N2 - When the first whole genome sequences of the model streptomycete Streptomyces coelicolor A3(2) and the avermectin producer Streptomyces avermitilis were obtained and analyzed,1,2 there was a big surprise that the genomes of these well-studied strains did not only code for biosynthetic pathways of their “known” antibiotics, such as actinorhodin (S. coelicolor) or avermectin (S. avermitilis), but contained many other gene clusters with genes coding for enzymes commonly found in natural product biosynthetic pathways. With an increasing number of other whole genome sequences of antibiotics/natural products-producing bacteria, it became evident in the following years that the genetic potential, that is, the abundancy of so-called secondary metabolite biosynthetic gene clusters (BGCs) is a lot higher than the number of compounds known from these organisms. Thus, the approach of “genome mining,” which tries to identify such BGCs in genomic data and uses these data to identify the corresponding chemical molecules, has become a widely used complementary approach to the classical—often bioactivity-guided—screening for novel natural products. In this article, we provide an overview on the background of the currently used genome mining technologies, its impact on academic and industrial natural products research and an outlook on how this growing multidisciplinary field may develop in the future.
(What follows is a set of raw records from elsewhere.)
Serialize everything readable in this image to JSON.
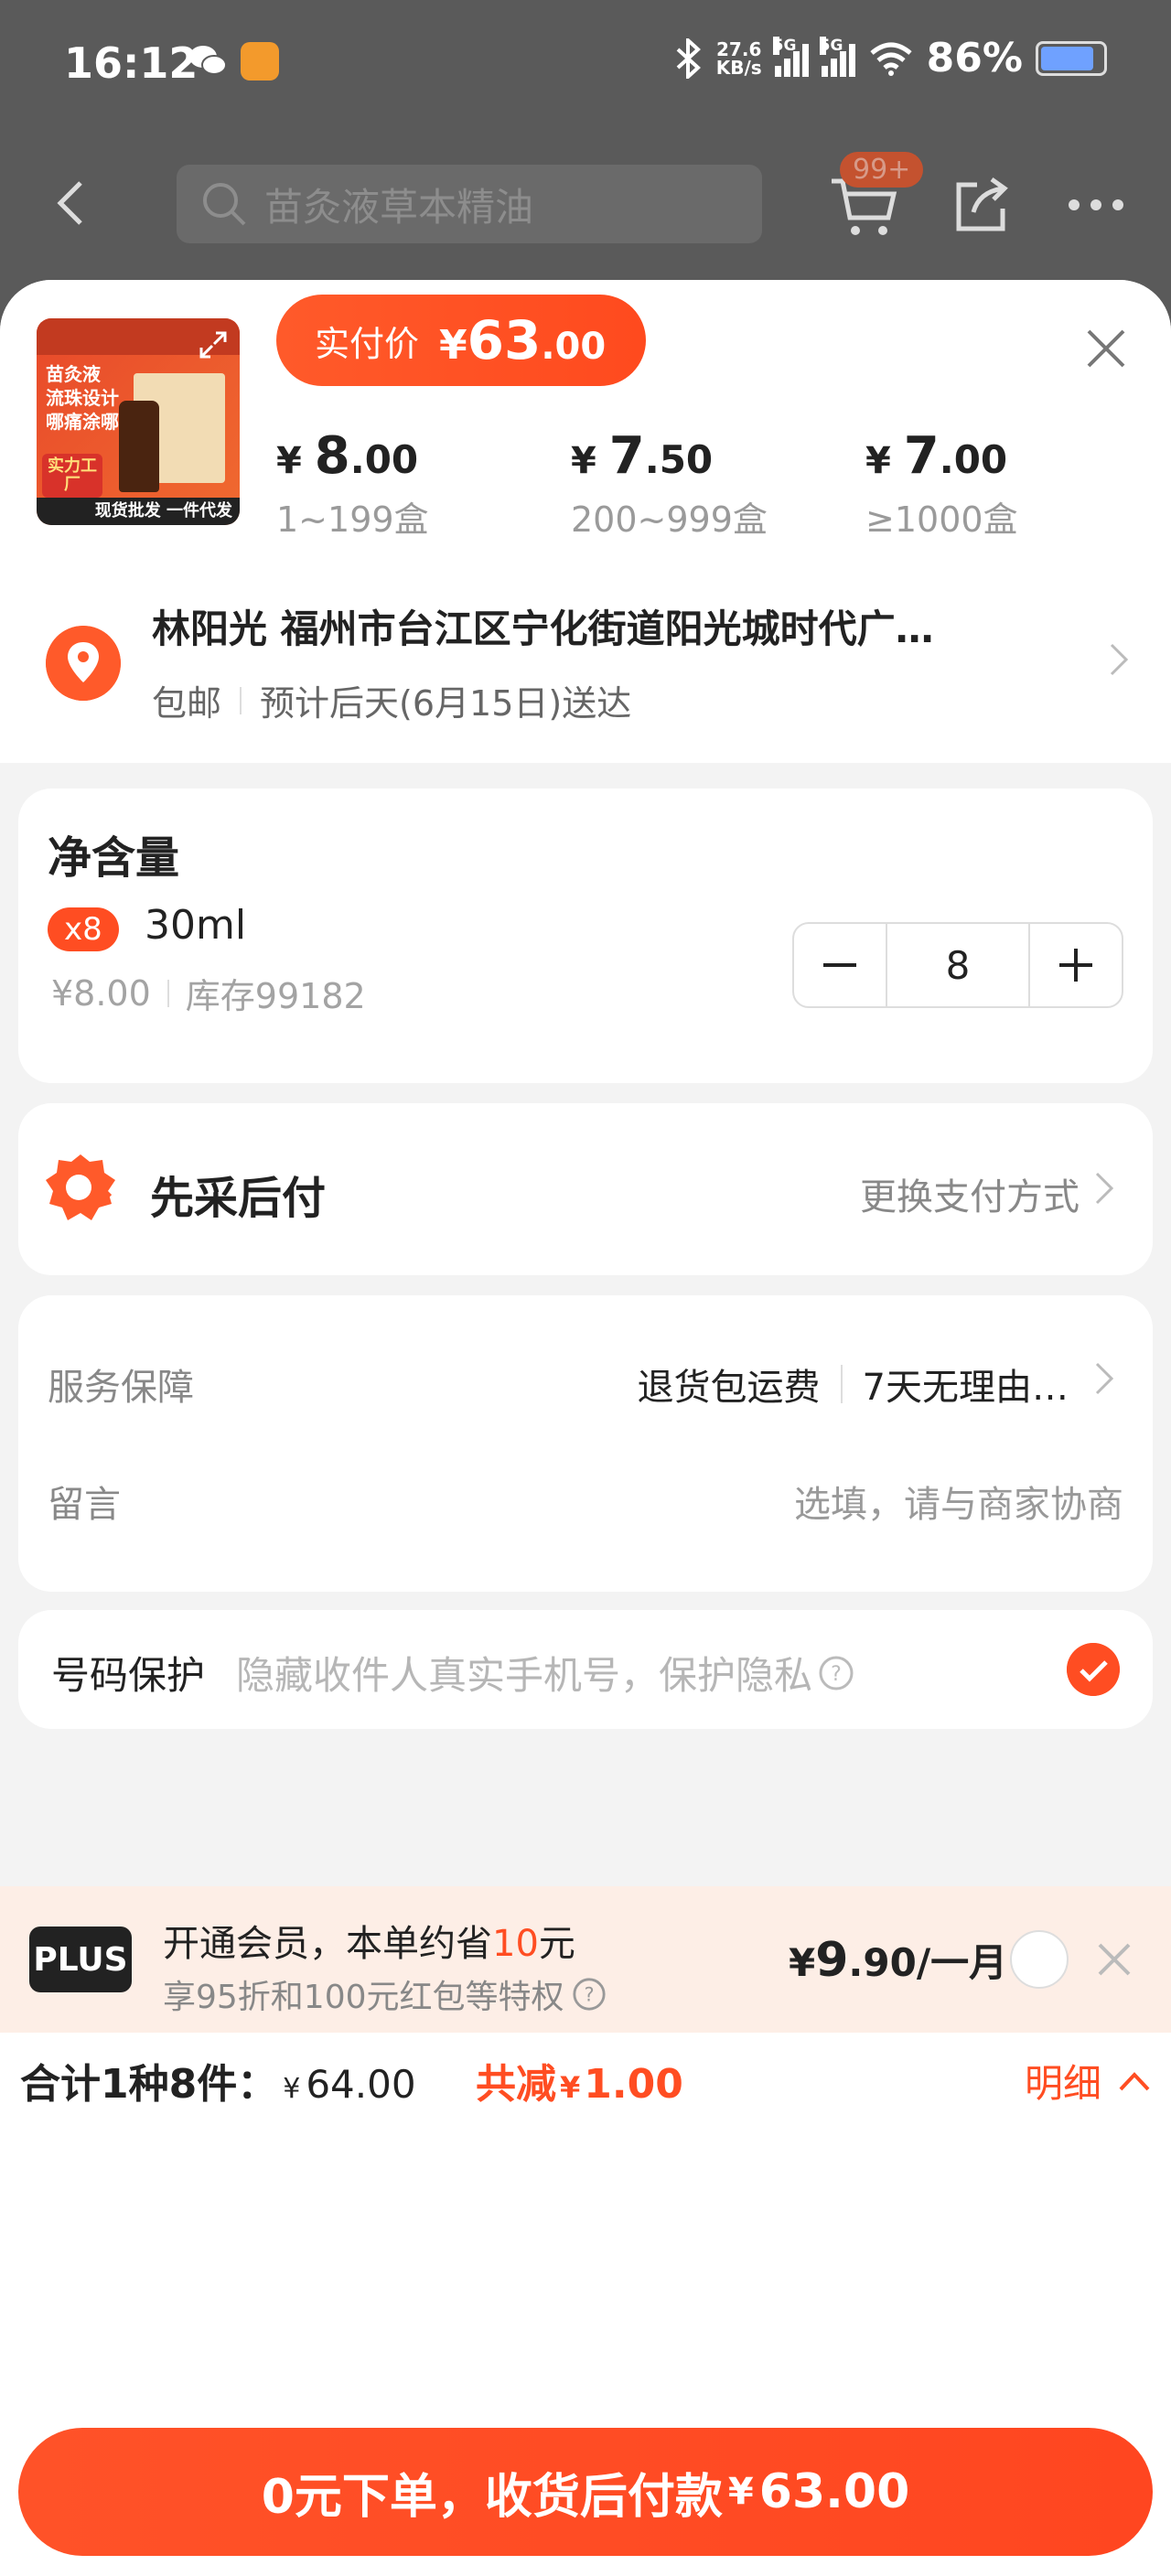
{
  "status_bar": {
    "time": "16:12",
    "speed_top": "27.6",
    "speed_bottom": "KB/s",
    "net1": "5G",
    "net2": "5G",
    "battery": "86%"
  },
  "nav": {
    "search_placeholder": "苗灸液草本精油",
    "cart_badge": "99+"
  },
  "product": {
    "thumb_text": "苗灸液 流珠设计 哪痛涂哪",
    "thumb_badge": "实力工厂",
    "thumb_foot": "现货批发 一件代发",
    "paid_label": "实付价",
    "paid_yen": "¥",
    "paid_int": "63",
    "paid_dec": ".00",
    "tiers": [
      {
        "yen": "¥ ",
        "int": "8",
        "dec": ".00",
        "range": "1~199盒"
      },
      {
        "yen": "¥ ",
        "int": "7",
        "dec": ".50",
        "range": "200~999盒"
      },
      {
        "yen": "¥ ",
        "int": "7",
        "dec": ".00",
        "range": "≥1000盒"
      }
    ]
  },
  "address": {
    "name_line": "林阳光 福州市台江区宁化街道阳光城时代广…",
    "shipping": "包邮",
    "eta": "预计后天(6月15日)送达"
  },
  "spec": {
    "title": "净含量",
    "tag": "x8",
    "option": "30ml",
    "price": "¥8.00",
    "stock": "库存99182",
    "quantity": "8"
  },
  "payment": {
    "label": "先采后付",
    "change": "更换支付方式"
  },
  "service": {
    "label": "服务保障",
    "item1": "退货包运费",
    "item2": "7天无理由…",
    "message_label": "留言",
    "message_placeholder": "选填，请与商家协商"
  },
  "privacy": {
    "label": "号码保护",
    "hint": "隐藏收件人真实手机号，保护隐私"
  },
  "plus": {
    "logo": "PLUS",
    "line1_a": "开通会员，本单约省",
    "line1_hl": "10",
    "line1_b": "元",
    "line2": "享95折和100元红包等特权",
    "price_yen": "¥",
    "price_int": "9",
    "price_rest": ".90/一月"
  },
  "totals": {
    "summary": "合计1种8件：",
    "yen": "¥",
    "amount": "64.00",
    "save_label": "共减",
    "save_yen": "¥",
    "save_amount": "1.00",
    "detail": "明细"
  },
  "cta": {
    "label": "0元下单，收货后付款",
    "yen": "¥",
    "amount": "63.00"
  },
  "colors": {
    "accent": "#ff4d22",
    "sheet_bg": "#f3f3f3",
    "plus_bg": "#fdeee6"
  }
}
AB - When the first whole genome sequences of the model streptomycete Streptomyces coelicolor A3(2) and the avermectin producer Streptomyces avermitilis were obtained and analyzed,1,2 there was a big surprise that the genomes of these well-studied strains did not only code for biosynthetic pathways of their “known” antibiotics, such as actinorhodin (S. coelicolor) or avermectin (S. avermitilis), but contained many other gene clusters with genes coding for enzymes commonly found in natural product biosynthetic pathways. With an increasing number of other whole genome sequences of antibiotics/natural products-producing bacteria, it became evident in the following years that the genetic potential, that is, the abundancy of so-called secondary metabolite biosynthetic gene clusters (BGCs) is a lot higher than the number of compounds known from these organisms. Thus, the approach of “genome mining,” which tries to identify such BGCs in genomic data and uses these data to identify the corresponding chemical molecules, has become a widely used complementary approach to the classical—often bioactivity-guided—screening for novel natural products. In this article, we provide an overview on the background of the currently used genome mining technologies, its impact on academic and industrial natural products research and an outlook on how this growing multidisciplinary field may develop in the future.

U2 - 10.1016/B978-0-12-409547-2.14627-X

DO - 10.1016/B978-0-12-409547-2.14627-X

M3 - Journal article

JO - Reference Module in Chemistry, Molecular Sciences and Chemical Engineering

JF - Reference Module in Chemistry, Molecular Sciences and Chemical Engineering

ER -